TUNIS (Reuters) – At least 65 migrants drowned on Friday when their boat capsized in the Mediterranean Sea off the Tunisian coast after they had left Libya hoping to reach Europe, the UN refugee agency UNHCR said.
The state-run Tunis Afrique Presse agency gave a death toll of at least 70 people. It was one the deadliest shipwrecks involving migrants trying to reach Europe this year.
“This is a tragic and terrible reminder of the risks still faced by those who attempt to cross the Mediterranean,” UNHCR Special Envoy for the Mediterranean Vincent Cochetel said in a statement.
In the first four months of 2019, 164 people are known to have died on the route, a smaller number but higher death rate than in previous years, with one dying for every three who reach European shores, UNHCR said.
UNHCR said the sunken boat had taken to the sea on Thursday from neighbouring Libya, where renewed warfare between rival factions has gripped the capital Tripoli in the past five weeks.
The Tunisian navy brought 16 survivors to the coast at Zarzis, where one was immediately taken to hospital and the others awaited permission to disembark, UNHCR said.
The Tunisian agency said the boat had sunk 40 miles off the coast of Sfax, south of the capital Tunis and that fishing boats had rescued the survivors.
Tunisia’s defence ministry said the boat had left from the Libyan port of Zouara aiming to reach Italy. Navy units have recovered only three bodies so far, it said in a statement.
Libya’s west coast is a main departure point for African migrants hoping to reach Europe by paying human traffickers, though numbers have dropped due to an Italian-led effort to disrupt smuggling networks and support the Libyan coast guard.
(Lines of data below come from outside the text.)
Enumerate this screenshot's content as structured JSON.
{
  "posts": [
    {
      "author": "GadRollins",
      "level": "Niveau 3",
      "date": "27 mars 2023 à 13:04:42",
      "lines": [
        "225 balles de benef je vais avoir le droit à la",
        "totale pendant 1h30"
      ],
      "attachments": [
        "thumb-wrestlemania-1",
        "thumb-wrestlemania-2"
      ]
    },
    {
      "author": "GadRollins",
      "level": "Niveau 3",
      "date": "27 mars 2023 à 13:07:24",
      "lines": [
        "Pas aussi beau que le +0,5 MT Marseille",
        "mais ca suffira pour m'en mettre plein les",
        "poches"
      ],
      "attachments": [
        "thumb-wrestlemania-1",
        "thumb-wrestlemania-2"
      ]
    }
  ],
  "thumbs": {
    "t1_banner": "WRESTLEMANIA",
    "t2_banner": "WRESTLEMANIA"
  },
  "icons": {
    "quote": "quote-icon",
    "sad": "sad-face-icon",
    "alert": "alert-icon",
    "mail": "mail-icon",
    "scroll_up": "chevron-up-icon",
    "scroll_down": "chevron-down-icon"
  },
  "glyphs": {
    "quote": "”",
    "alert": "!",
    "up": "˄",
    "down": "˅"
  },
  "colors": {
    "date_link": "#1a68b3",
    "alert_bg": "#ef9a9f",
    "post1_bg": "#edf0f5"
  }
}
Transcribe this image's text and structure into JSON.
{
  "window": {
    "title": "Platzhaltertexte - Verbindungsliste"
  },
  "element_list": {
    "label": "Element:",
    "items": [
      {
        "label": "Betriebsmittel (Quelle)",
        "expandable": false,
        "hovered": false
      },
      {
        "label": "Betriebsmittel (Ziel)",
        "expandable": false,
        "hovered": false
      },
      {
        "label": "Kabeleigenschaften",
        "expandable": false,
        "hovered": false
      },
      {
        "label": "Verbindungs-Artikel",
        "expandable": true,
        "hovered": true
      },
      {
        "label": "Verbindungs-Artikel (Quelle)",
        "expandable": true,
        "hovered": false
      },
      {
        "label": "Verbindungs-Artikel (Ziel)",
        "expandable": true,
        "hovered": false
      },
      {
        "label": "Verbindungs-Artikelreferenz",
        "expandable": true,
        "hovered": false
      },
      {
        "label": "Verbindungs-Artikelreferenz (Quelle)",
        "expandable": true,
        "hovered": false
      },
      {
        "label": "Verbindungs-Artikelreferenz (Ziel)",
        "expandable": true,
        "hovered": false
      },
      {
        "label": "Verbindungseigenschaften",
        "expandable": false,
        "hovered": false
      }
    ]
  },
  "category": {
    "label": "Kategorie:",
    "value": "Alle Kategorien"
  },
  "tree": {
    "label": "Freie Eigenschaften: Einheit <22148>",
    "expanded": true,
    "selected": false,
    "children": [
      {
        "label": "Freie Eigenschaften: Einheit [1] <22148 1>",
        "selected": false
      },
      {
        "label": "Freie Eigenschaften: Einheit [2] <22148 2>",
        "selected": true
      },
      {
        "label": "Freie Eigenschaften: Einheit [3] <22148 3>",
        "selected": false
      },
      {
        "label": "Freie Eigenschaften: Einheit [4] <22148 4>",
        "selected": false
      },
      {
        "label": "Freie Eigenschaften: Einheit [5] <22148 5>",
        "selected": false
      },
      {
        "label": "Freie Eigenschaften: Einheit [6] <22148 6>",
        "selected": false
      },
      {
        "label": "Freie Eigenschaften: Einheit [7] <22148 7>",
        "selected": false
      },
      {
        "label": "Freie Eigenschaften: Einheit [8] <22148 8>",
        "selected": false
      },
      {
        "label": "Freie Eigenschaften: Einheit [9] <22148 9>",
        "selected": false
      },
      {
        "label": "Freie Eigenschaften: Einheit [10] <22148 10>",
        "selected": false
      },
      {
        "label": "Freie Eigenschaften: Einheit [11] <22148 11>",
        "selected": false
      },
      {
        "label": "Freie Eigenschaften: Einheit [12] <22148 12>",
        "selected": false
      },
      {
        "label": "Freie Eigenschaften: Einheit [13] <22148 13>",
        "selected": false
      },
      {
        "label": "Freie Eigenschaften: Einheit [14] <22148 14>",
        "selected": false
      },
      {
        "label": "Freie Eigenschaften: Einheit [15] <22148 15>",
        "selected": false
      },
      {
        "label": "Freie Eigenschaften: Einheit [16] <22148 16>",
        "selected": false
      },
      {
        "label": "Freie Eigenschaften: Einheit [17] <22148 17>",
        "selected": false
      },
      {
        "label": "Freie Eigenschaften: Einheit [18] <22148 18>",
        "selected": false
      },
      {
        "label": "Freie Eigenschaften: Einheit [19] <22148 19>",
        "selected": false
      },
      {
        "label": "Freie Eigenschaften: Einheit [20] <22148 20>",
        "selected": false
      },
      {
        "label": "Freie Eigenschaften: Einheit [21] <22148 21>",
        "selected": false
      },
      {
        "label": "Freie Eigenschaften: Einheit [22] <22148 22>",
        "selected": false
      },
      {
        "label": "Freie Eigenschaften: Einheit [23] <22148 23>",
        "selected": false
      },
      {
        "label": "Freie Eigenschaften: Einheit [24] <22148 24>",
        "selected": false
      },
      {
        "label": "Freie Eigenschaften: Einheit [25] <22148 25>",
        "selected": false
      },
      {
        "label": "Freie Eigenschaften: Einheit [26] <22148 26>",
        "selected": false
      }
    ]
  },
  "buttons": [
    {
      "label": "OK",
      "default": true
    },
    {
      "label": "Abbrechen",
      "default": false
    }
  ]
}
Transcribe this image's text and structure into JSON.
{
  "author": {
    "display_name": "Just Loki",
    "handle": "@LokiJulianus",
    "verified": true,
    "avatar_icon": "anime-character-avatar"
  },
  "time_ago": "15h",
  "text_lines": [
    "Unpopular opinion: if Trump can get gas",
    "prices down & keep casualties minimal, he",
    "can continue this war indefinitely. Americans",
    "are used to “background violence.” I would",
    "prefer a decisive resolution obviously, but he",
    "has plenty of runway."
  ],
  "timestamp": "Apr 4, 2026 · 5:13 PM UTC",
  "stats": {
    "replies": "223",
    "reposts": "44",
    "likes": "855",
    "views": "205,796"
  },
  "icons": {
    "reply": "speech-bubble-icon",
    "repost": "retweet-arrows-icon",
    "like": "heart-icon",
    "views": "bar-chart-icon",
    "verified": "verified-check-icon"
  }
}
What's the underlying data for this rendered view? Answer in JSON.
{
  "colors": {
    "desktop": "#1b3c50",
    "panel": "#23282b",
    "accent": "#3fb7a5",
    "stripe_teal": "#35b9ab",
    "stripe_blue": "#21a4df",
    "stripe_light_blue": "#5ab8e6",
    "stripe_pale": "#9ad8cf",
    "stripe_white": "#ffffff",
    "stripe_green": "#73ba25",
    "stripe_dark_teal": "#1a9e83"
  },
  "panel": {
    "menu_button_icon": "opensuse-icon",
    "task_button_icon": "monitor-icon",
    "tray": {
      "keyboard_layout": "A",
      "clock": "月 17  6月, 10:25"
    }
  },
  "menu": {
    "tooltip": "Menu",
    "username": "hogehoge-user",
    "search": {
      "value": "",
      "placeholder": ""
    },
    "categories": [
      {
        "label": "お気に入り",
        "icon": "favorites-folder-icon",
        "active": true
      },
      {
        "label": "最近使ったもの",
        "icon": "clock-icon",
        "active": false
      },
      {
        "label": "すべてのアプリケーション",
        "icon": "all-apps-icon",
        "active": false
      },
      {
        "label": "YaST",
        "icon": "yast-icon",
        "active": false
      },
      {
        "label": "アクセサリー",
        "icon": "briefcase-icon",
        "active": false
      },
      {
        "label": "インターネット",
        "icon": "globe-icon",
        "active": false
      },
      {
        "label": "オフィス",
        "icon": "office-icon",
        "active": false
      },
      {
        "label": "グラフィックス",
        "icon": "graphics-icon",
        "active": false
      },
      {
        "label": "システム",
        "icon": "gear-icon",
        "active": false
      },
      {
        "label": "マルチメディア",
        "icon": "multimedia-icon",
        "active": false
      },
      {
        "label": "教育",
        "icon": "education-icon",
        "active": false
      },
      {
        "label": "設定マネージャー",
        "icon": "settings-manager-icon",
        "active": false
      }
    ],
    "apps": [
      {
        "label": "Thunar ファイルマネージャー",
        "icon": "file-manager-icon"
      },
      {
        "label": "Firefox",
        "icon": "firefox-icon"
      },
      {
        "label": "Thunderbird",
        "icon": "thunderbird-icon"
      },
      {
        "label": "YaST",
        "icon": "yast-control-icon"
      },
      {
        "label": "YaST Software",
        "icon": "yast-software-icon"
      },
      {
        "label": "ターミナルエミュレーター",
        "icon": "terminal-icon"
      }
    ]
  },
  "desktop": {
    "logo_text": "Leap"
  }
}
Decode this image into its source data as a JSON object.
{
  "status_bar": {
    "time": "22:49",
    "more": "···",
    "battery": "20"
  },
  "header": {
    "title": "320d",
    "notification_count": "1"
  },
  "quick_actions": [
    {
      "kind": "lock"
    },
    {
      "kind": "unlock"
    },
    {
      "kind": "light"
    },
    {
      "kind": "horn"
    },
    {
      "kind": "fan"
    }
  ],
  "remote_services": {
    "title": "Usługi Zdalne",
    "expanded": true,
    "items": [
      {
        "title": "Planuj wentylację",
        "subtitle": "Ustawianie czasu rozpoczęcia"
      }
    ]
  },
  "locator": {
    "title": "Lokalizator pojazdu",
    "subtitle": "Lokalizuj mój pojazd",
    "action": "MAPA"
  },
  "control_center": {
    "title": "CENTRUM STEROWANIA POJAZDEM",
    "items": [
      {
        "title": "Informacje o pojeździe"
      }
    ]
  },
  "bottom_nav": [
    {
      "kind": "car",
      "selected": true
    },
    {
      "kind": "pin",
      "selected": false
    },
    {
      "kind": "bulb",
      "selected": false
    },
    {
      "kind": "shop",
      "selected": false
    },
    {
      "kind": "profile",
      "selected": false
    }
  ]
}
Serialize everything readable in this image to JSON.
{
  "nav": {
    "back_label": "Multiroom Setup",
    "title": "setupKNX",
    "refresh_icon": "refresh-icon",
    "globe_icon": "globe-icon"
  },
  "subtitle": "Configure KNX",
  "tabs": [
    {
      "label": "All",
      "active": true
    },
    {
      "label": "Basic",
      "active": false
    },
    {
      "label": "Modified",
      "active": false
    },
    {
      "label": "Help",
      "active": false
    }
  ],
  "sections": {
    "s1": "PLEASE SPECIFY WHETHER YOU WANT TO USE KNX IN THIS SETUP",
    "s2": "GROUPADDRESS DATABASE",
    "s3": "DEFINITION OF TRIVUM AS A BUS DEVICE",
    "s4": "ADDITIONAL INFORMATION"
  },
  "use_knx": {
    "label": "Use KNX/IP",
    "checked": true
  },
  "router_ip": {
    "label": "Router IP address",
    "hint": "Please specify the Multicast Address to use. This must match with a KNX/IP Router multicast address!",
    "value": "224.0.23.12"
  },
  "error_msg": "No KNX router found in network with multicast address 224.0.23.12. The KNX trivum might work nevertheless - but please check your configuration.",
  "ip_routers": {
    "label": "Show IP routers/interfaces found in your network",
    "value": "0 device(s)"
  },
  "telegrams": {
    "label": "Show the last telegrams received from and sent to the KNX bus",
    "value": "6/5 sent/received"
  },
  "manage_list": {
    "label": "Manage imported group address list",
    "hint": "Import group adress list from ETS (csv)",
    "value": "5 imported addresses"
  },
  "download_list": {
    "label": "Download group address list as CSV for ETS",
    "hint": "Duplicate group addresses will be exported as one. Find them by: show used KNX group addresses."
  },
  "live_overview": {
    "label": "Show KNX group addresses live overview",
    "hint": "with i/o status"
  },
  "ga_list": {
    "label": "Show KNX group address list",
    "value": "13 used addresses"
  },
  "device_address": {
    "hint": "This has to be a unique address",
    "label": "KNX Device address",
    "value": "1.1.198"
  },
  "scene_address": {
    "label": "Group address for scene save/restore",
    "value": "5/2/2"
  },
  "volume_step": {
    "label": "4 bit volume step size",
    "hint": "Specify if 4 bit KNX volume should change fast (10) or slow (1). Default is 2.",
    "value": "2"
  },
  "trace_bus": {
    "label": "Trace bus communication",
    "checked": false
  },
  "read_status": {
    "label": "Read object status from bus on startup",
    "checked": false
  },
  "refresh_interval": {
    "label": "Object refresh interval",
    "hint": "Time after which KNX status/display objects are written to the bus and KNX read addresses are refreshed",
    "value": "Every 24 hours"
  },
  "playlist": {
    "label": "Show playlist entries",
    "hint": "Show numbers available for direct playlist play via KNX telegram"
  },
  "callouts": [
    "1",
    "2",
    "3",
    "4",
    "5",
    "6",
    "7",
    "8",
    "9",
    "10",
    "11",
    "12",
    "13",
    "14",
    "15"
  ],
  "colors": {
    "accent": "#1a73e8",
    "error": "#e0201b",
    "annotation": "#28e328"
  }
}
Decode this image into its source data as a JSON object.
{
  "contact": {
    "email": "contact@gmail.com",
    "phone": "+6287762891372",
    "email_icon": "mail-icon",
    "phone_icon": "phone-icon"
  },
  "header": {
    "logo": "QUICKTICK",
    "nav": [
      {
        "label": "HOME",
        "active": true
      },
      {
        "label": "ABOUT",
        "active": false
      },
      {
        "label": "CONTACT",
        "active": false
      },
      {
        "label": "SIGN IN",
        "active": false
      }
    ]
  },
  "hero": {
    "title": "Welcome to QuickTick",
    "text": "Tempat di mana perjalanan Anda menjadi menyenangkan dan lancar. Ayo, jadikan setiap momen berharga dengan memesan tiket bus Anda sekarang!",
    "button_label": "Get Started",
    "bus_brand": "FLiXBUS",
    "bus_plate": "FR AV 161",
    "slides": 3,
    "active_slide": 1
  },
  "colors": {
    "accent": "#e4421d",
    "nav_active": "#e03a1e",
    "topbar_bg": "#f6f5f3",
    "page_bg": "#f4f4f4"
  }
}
Earlier on Friday, UNHCR spokesman Babar Baloch said the United Nations had repeatedly voiced its concerns about the lack of boats to pick up migrants and refugees fleeing from “the horrendous and horrible situation” in Libya. It called on governments to step in.
Although the fighting in Libya has made the situation more difficult for people-trafficking rackets, international aid officials have warned that it could also prompt more Libyans to flee their country.
It was not immediately known from which countries the migrants involved in Friday’s tragedy were from.
According to UN agency the International Organization for Migration (IOM), 2,297 migrants died or went missing in the Mediterranean last year out of a total of 116,959 people who reached Europe by sea.
Some 117 migrants who left Libya in a rubber dinghy in January went missing and most remain unaccounted for, according to the IOM.
Reporting by Tarek Amara. Additional Reporting by Maher Chmaytelli and Tom Miles in Geneva, Editing by Angus MacSwan and Catherine Evans